# Problem to solve
Among the lines below, list those containing the string "posted".

# Material for this task
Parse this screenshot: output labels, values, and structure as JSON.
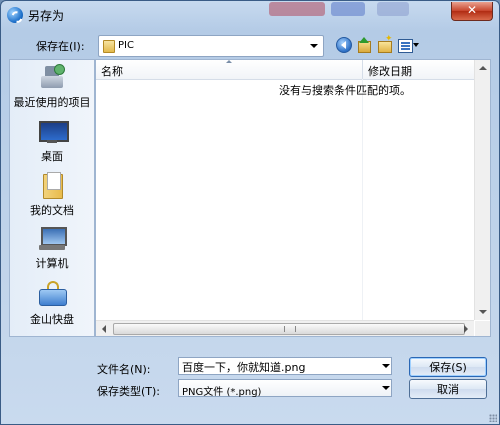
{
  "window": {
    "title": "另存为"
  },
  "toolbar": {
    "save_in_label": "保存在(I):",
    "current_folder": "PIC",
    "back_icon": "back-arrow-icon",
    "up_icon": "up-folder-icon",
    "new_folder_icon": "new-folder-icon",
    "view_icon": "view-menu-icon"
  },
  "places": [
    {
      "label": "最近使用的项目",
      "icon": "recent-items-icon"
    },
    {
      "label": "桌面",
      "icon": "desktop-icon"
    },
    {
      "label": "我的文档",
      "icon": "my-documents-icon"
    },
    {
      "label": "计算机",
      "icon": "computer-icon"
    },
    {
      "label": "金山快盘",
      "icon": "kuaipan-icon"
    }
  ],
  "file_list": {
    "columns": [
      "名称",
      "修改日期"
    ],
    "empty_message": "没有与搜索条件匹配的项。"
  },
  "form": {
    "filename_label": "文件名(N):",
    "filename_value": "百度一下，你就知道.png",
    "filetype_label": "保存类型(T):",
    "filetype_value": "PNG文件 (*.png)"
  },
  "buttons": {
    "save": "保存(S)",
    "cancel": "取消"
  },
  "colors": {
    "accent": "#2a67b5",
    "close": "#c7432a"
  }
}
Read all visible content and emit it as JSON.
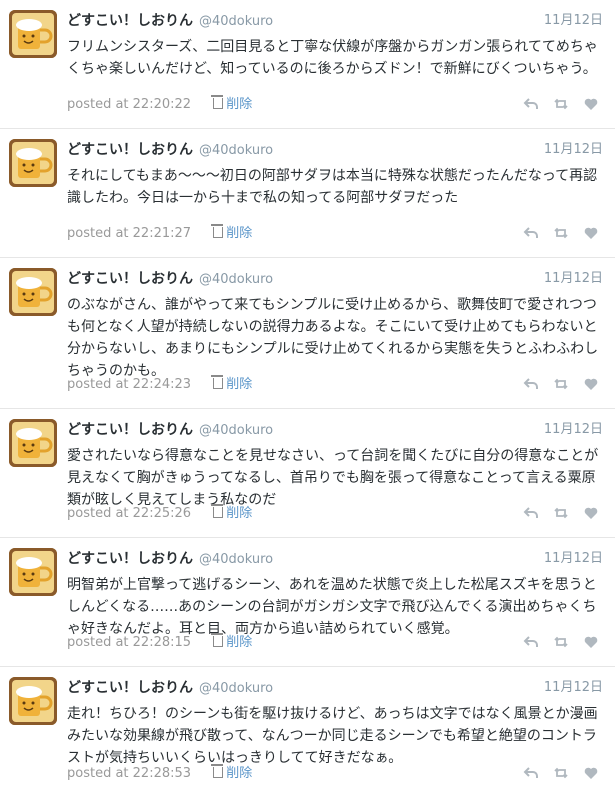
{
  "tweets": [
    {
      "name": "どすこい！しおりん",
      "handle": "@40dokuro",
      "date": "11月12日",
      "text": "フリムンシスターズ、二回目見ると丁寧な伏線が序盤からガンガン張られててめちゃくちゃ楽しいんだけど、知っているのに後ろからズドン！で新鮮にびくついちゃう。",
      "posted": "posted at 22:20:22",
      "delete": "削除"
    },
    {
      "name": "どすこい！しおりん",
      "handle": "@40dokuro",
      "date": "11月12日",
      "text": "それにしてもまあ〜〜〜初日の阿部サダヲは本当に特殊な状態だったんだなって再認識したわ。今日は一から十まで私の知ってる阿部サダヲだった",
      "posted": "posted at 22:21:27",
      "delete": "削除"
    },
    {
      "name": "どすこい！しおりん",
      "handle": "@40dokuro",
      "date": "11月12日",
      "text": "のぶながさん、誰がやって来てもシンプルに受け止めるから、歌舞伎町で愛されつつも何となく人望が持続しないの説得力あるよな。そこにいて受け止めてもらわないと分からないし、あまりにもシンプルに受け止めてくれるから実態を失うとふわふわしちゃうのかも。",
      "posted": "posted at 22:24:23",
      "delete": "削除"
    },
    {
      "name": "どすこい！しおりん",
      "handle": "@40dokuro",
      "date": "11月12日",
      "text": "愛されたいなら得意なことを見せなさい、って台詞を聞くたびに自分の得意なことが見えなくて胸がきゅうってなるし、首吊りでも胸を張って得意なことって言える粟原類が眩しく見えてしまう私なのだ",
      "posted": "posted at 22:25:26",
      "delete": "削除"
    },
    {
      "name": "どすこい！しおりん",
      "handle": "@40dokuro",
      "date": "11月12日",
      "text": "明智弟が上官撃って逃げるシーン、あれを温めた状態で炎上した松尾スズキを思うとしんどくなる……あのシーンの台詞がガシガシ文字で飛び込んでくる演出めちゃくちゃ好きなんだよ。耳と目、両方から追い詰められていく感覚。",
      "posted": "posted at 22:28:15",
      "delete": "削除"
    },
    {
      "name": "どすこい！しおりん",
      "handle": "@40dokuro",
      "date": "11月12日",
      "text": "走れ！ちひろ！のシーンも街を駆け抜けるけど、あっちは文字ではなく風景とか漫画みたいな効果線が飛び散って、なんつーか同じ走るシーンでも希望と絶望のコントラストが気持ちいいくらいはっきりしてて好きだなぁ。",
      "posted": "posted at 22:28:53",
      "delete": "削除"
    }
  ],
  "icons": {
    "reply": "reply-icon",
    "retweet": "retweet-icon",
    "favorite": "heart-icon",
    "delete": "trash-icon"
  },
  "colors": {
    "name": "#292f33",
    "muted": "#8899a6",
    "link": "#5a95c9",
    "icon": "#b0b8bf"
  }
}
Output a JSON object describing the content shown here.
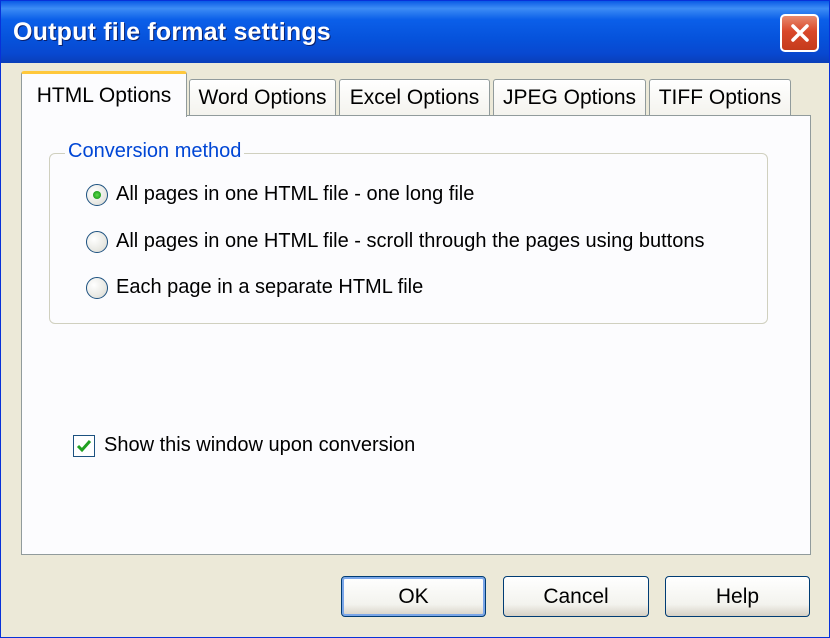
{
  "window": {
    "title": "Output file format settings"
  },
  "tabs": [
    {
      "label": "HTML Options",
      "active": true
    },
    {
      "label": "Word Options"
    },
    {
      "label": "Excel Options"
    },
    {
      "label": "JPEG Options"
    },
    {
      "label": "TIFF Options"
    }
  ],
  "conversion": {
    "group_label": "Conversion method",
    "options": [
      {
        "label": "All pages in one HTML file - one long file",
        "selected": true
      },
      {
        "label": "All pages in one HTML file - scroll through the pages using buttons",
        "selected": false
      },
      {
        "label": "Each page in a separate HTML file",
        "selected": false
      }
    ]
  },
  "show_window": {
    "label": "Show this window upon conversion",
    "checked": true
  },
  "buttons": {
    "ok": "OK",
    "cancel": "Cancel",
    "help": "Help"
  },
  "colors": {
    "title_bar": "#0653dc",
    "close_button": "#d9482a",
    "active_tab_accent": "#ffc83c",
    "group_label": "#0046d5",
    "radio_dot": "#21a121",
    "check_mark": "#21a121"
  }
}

# Task solution
      "posted": "posted at 22:20:22",
      "posted": "posted at 22:21:27",
      "posted": "posted at 22:24:23",
      "posted": "posted at 22:25:26",
      "posted": "posted at 22:28:15",
      "posted": "posted at 22:28:53",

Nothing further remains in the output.